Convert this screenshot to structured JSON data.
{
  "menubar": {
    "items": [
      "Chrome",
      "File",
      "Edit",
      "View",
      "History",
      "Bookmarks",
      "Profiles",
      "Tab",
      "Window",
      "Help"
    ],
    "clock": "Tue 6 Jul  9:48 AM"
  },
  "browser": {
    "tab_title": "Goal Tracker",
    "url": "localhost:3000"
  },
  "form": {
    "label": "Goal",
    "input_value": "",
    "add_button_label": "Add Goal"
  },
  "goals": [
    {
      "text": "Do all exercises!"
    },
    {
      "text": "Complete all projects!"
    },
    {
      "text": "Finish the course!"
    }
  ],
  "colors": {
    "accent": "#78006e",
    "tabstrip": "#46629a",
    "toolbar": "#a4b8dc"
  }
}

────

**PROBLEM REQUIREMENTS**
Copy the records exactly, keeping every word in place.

**ANSWER SPACE**
Convert this screenshot to structured JSON data.
{
  "menubar": {
    "items": [
      "Chrome",
      "File",
      "Edit",
      "View",
      "History",
      "Bookmarks",
      "Profiles",
      "Tab",
      "Window",
      "Help"
    ],
    "clock": "Tue 6 Jul  9:48 AM"
  },
  "browser": {
    "tab_title": "Goal Tracker",
    "url": "localhost:3000"
  },
  "form": {
    "label": "Goal",
    "input_value": "",
    "add_button_label": "Add Goal"
  },
  "goals": [
    {
      "text": "Do all exercises!"
    },
    {
      "text": "Complete all projects!"
    },
    {
      "text": "Finish the course!"
    }
  ],
  "colors": {
    "accent": "#78006e",
    "tabstrip": "#46629a",
    "toolbar": "#a4b8dc"
  }
}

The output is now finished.